SUPPLIED RECORDS ->

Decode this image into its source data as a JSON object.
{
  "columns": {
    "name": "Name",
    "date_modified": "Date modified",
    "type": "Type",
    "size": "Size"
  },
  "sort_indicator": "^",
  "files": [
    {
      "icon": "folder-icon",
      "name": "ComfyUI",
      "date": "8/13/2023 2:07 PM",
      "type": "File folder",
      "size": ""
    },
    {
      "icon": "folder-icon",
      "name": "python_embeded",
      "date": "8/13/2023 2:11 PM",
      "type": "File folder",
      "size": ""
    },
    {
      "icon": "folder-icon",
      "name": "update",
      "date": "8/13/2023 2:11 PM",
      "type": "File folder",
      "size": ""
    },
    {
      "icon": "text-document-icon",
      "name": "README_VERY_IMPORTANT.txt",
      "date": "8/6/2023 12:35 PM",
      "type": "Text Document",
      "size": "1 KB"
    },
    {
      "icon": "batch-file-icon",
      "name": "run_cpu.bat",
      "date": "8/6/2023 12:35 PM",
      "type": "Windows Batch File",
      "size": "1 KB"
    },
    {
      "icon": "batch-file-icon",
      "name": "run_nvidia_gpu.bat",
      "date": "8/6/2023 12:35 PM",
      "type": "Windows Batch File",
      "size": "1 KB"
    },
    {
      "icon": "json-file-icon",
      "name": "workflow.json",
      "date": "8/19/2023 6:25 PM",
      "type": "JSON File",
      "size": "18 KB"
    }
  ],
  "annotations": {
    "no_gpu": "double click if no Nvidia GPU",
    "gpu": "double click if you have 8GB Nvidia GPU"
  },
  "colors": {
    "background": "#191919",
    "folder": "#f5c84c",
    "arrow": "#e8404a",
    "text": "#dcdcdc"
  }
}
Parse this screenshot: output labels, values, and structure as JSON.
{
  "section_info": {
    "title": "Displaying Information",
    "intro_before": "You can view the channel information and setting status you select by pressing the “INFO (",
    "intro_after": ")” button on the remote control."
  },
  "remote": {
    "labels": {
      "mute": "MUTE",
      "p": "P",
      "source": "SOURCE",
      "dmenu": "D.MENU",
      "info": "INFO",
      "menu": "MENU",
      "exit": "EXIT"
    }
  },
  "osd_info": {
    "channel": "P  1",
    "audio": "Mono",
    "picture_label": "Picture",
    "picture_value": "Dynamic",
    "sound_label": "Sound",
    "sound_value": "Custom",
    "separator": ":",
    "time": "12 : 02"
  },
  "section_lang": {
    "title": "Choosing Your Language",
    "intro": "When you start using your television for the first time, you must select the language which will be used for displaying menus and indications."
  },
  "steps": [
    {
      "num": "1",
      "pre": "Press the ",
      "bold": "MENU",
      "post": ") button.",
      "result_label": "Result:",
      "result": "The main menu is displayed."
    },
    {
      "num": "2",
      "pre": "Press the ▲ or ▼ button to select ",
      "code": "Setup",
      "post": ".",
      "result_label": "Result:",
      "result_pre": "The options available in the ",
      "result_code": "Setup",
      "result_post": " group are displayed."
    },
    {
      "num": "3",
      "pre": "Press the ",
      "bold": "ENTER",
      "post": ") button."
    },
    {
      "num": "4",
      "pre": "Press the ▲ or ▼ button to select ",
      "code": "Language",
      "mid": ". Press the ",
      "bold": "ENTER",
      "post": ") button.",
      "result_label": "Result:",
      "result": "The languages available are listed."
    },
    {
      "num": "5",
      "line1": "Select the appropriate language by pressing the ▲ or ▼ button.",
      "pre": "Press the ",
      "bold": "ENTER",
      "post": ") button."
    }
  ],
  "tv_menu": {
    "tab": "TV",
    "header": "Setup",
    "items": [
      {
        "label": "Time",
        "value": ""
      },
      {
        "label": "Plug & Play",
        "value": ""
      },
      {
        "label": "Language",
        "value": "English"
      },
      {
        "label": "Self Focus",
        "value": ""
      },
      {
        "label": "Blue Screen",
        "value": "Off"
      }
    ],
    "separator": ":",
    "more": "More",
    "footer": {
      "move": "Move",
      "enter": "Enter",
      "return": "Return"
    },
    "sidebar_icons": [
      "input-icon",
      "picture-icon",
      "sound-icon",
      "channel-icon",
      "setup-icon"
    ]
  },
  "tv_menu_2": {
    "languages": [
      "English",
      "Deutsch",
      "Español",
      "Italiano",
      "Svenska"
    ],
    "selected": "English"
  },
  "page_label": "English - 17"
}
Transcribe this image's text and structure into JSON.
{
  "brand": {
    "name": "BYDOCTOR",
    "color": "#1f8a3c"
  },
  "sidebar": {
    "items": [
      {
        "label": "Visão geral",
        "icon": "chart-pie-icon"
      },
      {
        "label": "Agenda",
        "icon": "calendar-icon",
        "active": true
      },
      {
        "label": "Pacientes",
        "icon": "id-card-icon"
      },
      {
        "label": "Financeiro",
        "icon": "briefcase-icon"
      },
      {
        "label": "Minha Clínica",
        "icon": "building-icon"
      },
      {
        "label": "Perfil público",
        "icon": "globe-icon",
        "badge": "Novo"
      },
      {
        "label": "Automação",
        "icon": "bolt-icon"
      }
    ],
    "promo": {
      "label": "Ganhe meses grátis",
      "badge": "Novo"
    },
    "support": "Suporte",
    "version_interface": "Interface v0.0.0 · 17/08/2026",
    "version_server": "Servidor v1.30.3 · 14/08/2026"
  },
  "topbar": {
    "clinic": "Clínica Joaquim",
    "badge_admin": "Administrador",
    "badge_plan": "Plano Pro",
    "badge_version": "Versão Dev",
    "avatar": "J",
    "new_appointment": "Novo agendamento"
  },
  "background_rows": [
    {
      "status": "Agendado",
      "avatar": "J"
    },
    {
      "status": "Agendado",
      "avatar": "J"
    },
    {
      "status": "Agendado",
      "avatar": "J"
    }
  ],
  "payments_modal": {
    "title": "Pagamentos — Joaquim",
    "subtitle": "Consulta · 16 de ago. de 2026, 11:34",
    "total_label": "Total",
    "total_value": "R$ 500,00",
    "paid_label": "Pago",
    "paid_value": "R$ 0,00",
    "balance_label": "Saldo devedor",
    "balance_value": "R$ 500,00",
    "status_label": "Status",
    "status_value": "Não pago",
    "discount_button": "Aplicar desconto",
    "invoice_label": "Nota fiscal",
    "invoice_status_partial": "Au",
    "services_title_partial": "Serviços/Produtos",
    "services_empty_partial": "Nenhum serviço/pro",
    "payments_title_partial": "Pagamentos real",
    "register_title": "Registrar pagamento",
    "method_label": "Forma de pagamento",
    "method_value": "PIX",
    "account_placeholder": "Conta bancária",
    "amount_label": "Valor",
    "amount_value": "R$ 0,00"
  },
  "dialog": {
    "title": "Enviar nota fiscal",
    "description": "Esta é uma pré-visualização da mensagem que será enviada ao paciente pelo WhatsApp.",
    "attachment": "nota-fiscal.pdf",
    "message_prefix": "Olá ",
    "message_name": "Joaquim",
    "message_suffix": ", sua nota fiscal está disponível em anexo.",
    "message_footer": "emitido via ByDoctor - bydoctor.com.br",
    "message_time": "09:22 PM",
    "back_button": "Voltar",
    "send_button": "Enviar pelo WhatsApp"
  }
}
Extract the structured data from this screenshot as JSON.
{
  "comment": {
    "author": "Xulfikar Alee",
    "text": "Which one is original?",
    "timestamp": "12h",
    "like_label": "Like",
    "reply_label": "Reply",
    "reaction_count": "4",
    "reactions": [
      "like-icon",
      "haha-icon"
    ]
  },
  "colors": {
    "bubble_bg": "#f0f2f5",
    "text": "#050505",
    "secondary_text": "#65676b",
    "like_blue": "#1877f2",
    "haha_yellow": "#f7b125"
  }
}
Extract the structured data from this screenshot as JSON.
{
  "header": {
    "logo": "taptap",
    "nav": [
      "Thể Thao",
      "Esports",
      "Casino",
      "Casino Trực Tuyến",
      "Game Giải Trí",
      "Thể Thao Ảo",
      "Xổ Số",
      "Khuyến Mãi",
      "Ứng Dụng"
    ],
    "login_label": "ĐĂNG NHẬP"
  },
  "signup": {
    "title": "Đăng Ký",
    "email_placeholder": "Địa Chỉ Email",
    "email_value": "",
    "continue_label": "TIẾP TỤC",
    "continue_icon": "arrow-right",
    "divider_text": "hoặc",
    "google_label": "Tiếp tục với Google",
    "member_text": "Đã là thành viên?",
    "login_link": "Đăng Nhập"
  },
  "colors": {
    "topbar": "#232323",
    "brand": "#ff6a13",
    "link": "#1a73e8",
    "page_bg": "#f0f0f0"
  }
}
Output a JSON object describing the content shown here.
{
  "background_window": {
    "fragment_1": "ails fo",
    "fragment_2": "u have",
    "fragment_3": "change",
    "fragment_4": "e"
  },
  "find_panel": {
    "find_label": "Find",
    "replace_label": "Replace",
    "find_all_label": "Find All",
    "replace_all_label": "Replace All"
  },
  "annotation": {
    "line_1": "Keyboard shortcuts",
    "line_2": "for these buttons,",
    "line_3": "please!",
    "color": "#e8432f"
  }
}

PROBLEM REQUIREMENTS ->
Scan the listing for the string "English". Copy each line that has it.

REPLY ->
        "value": "English"
      "English",
    "selected": "English"
  "page_label": "English - 17"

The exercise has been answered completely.